We worked through the process with Fallon - How can we make them as simple to use as possible? What software should they be produced in? What are the logistical issues? How do we keep quality assurance? How do we keep costs down?

For dealing with logistics It was decided early on the there should be a main ‘area’ or hub that all models would be accessible from, so any Agency or supplier would be able to get access to any model or prop commission, regardless of who commissioned it - share and share alike.

We proposed that we deliver the four initial Ninjas and a supporting lighting scene, setup and ready to go. All models were produced with large scale print resolutions in mind, as this made sure that any models or props produced would stand up to scrutiny in all and any formats (print resolution is always the biggest output, so anything smaller: tv, digital is not an issue). This process was fully documented and the entire Maya project made available to all the associated agencies and suppliers. By providing the supporting lighting scene (which was quite locked down) we were able to reinforce the quality control - the end agencies knew where the ninja’s needed to be, what angles were valid, what settings to use, what was acceptable, what was not. It was a simple case of posing the ninja and away you go...

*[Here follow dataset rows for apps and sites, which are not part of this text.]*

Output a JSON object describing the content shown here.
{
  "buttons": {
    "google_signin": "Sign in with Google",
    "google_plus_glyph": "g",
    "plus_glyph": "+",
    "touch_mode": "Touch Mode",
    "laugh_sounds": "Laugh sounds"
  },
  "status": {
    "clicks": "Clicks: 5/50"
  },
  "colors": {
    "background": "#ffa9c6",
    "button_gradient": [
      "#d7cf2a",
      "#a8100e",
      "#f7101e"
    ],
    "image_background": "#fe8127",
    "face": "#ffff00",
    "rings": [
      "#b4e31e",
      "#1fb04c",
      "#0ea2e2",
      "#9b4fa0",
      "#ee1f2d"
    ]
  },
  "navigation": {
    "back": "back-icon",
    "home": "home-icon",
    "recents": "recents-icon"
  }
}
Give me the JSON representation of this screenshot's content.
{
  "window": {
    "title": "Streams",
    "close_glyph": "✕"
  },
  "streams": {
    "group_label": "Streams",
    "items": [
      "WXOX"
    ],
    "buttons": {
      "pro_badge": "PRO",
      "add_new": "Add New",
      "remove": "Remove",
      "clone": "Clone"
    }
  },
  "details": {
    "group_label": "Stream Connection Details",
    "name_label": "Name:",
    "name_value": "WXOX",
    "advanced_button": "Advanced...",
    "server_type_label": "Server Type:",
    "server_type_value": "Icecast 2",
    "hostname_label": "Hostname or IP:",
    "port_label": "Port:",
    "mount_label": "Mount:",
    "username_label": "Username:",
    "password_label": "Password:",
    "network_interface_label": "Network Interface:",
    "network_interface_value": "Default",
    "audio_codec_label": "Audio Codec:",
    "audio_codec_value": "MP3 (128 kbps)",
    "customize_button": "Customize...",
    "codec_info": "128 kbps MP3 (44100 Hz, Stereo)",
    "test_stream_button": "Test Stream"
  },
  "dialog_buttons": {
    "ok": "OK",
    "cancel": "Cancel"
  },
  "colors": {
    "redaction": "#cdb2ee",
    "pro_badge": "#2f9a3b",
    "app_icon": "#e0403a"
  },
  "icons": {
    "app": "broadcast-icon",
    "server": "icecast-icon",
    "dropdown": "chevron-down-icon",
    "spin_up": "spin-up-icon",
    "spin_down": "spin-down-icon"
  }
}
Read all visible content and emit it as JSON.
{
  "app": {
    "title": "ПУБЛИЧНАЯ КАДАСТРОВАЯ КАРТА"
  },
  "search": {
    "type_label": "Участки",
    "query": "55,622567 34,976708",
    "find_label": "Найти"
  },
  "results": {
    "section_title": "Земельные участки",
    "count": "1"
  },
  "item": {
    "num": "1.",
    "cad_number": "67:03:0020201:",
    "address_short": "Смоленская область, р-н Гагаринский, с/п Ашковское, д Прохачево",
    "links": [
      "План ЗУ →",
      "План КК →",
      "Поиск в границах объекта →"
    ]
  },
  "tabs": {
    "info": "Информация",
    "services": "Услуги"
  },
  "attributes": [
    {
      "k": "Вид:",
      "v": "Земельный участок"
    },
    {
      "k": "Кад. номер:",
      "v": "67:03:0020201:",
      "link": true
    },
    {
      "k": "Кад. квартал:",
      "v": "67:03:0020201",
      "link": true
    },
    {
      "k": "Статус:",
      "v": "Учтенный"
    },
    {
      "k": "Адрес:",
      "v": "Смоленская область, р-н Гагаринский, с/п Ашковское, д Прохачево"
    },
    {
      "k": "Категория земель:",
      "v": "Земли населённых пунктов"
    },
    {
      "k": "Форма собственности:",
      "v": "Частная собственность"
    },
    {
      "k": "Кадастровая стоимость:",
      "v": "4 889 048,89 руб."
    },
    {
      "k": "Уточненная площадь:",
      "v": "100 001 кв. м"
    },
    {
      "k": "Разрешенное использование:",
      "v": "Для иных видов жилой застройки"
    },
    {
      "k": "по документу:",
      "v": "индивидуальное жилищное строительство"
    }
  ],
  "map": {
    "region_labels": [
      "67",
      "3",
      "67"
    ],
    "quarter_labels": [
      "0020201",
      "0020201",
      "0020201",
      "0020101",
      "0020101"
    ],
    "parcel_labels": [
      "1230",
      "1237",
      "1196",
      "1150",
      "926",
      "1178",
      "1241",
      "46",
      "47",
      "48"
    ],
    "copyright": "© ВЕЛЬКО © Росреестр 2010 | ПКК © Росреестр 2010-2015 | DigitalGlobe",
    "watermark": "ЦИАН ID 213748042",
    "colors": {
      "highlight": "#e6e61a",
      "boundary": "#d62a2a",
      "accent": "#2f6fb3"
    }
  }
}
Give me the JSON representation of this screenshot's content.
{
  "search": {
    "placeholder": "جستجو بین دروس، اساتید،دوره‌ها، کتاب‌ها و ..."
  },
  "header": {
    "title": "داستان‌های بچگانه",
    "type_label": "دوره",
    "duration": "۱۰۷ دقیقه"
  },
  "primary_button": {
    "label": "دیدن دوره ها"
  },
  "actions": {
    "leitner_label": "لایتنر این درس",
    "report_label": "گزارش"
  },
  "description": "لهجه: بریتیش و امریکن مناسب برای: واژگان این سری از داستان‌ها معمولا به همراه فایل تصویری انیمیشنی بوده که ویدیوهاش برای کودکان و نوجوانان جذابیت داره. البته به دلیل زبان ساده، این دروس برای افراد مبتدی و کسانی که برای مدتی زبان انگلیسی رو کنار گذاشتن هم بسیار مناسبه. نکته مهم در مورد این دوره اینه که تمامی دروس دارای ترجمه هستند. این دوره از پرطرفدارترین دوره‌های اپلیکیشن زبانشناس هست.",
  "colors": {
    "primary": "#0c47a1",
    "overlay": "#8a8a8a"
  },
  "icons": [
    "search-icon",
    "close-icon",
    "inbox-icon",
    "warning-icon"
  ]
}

We were also tasked with the production of all props. An agency would brief Fallon on the requirement, Wilfred produced a sketch, and we realised the prop in 3D. The prop would then be placed on the hub to be downloaded and used by any of the Orange agencies / suppliers.

The end software choice was Maya. This was chosen because of its installed user base, and availability of operators. Many packages were reviewed (Cinema4D was popular with the agencies, but its ability to produce truly photorealistic renders in an acceptable time-frame was limited. Softimage was discussed as it’s our internal package of choice but the user base deemed too small. The final decision was between Maya / 3DS Max, with Maya winning through).

Each ninja and prop was produced for a set all in cost, so Fallon and in turn Orange knew the costs associated with the approach, there were no nasty surprises later down the line.

Five months later and the project is still going strong. It’s a joy to see the ninja’s being independently realised - the constant stream of images adorning Orange shop fronts, the metro, the tube escalators, all being formed from our base files. It’s also a testimony to the work done that, although not officially giving support, the documentation did include contact details should folk need help (3d can be a tricky mistress): In the five or so months the project has been running we’ve received three calls for help. Three. 

The assets we created have been used across all media both above and below the line. We've created online animations, banner ads, online and traditional print, press and out of home media.  

Long live the ninja’s. They’re cute little fellas.

Posted by on 21/06/2012 09:32:07 | with 0 comments


Blog post currently doesn't have any comments.

Leave comment

  1. Submit